Task to complete:
Copy, from the entries below, each line in which the string "Number" appears.

◆ ◆ ◆ ◆

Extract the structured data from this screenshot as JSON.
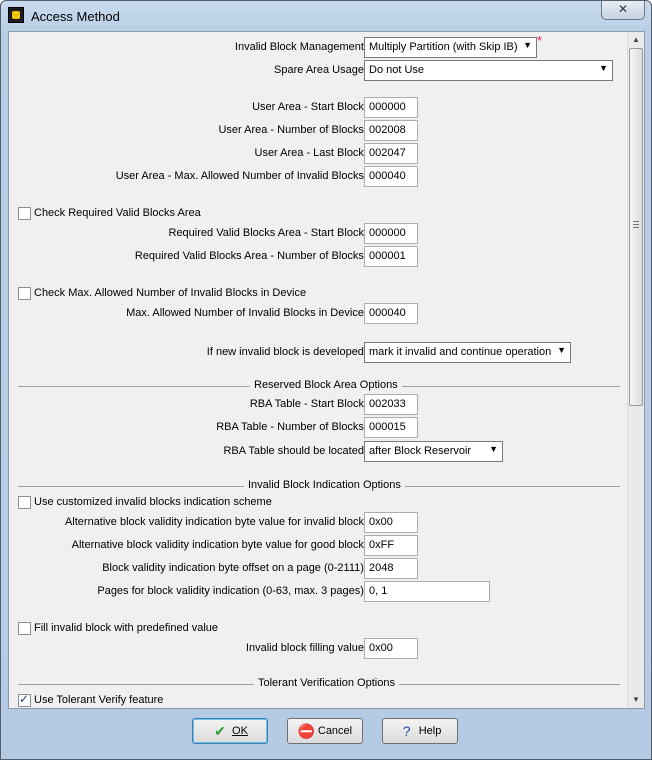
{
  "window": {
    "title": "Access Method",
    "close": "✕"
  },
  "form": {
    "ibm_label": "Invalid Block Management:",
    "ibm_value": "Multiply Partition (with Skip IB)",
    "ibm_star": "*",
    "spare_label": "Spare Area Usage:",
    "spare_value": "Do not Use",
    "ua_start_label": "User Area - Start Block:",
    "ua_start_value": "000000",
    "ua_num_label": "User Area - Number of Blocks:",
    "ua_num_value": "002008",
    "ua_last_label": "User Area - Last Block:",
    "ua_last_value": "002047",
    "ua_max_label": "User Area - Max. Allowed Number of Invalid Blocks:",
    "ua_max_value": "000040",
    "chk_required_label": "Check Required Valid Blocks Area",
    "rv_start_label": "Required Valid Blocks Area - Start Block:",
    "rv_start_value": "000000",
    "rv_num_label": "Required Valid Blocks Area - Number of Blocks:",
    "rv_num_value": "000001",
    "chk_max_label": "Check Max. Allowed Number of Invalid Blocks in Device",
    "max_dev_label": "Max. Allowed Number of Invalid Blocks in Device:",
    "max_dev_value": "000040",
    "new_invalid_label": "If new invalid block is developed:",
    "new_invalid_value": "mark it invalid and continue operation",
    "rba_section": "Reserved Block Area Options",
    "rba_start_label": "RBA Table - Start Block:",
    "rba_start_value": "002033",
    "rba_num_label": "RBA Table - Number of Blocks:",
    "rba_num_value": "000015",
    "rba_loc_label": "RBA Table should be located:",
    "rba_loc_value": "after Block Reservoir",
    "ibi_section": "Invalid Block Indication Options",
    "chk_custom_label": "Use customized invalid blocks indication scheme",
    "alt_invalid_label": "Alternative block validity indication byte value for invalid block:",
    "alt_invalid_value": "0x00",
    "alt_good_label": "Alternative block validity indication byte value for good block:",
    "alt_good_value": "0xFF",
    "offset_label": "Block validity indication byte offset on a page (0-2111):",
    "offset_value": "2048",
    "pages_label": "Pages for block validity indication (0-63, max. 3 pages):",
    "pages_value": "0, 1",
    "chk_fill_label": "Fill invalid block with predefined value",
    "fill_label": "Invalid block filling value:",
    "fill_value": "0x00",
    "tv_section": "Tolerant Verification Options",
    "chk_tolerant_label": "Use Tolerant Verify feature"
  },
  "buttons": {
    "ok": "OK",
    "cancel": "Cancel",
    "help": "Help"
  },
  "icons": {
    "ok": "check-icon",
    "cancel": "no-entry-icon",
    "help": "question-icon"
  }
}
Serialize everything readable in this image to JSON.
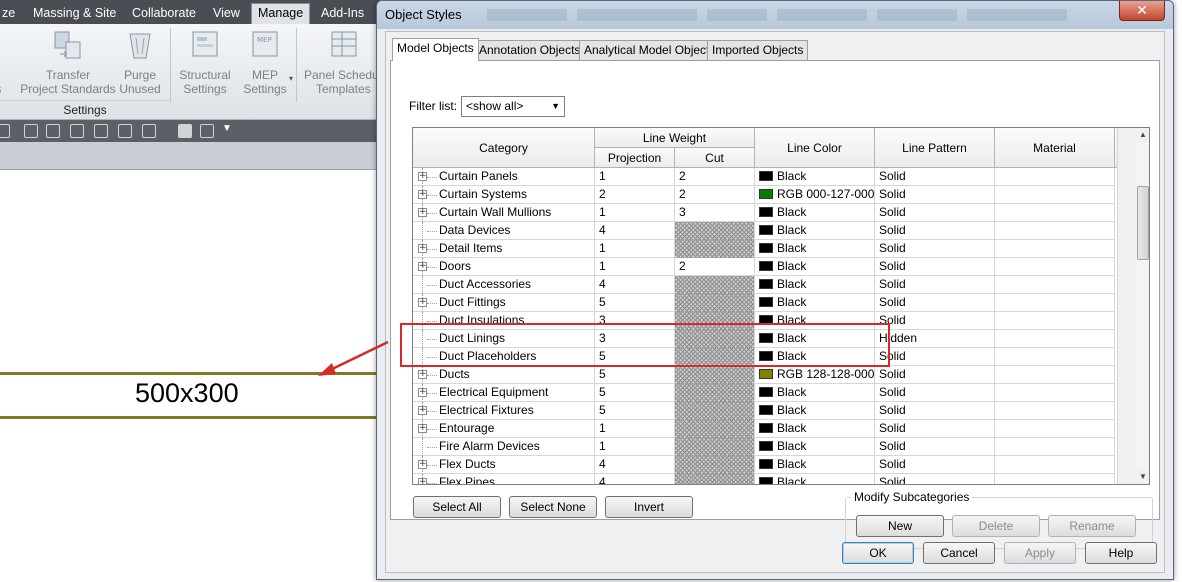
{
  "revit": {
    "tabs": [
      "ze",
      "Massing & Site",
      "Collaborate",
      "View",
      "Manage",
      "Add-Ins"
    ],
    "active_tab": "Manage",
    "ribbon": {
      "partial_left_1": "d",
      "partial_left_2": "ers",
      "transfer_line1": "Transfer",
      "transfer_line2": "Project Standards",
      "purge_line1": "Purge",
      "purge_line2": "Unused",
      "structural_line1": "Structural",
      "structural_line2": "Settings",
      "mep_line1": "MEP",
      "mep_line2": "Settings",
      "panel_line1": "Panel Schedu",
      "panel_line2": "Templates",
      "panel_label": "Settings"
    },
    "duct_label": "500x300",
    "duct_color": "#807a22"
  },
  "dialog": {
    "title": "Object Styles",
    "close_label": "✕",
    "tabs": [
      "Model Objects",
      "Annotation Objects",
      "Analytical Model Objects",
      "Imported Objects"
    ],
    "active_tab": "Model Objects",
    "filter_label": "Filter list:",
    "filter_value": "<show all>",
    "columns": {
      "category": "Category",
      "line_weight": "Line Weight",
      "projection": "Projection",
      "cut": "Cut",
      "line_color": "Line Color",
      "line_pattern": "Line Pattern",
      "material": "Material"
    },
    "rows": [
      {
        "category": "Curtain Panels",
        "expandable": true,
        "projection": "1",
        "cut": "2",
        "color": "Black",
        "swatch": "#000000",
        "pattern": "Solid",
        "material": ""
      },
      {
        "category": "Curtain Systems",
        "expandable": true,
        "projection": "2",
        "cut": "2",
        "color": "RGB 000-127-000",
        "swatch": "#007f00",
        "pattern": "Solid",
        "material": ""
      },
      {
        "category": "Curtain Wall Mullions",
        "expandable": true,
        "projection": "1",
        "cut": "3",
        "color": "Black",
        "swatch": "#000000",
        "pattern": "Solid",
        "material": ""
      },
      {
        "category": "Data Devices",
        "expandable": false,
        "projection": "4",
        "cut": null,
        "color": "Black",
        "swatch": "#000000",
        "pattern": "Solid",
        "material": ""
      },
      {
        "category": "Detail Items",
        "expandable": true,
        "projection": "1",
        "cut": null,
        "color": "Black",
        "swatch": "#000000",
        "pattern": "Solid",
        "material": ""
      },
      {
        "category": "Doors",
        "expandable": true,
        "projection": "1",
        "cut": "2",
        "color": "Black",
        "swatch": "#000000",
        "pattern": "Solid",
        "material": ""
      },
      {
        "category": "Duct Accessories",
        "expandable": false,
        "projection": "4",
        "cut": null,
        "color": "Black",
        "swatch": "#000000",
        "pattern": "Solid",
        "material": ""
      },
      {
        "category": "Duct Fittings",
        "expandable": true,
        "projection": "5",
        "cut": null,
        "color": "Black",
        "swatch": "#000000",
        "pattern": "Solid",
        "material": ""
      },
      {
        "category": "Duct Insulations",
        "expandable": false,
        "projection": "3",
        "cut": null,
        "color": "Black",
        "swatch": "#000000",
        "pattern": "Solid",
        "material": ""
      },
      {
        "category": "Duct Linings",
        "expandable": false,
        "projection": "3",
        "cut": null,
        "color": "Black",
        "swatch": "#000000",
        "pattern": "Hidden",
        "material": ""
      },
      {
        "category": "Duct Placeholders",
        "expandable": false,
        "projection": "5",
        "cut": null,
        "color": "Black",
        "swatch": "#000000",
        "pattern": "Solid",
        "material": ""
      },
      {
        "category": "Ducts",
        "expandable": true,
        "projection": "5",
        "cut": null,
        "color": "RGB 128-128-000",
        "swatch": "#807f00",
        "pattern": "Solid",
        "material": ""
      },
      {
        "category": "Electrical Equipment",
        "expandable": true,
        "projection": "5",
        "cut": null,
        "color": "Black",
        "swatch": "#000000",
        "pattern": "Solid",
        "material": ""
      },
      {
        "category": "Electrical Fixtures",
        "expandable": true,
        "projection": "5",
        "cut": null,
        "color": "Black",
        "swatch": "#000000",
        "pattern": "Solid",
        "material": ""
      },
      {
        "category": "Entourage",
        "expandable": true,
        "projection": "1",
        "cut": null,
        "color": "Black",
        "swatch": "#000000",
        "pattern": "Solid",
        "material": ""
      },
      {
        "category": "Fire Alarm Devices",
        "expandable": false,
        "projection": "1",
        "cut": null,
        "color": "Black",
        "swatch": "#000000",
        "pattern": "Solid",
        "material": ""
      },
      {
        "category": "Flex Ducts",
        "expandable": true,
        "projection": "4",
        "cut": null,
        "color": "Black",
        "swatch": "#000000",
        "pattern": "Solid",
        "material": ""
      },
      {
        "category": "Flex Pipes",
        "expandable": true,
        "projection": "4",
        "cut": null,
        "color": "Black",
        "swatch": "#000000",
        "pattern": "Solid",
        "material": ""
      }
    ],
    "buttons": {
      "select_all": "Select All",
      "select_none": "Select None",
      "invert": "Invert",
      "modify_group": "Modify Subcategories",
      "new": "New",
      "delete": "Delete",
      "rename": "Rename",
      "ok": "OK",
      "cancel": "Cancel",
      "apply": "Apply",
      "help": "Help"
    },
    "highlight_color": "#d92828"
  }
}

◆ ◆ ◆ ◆

Response to the task:
    "ua_num_label": "User Area - Number of Blocks:",
    "ua_max_label": "User Area - Max. Allowed Number of Invalid Blocks:",
    "rv_num_label": "Required Valid Blocks Area - Number of Blocks:",
    "chk_max_label": "Check Max. Allowed Number of Invalid Blocks in Device",
    "max_dev_label": "Max. Allowed Number of Invalid Blocks in Device:",
    "rba_num_label": "RBA Table - Number of Blocks:",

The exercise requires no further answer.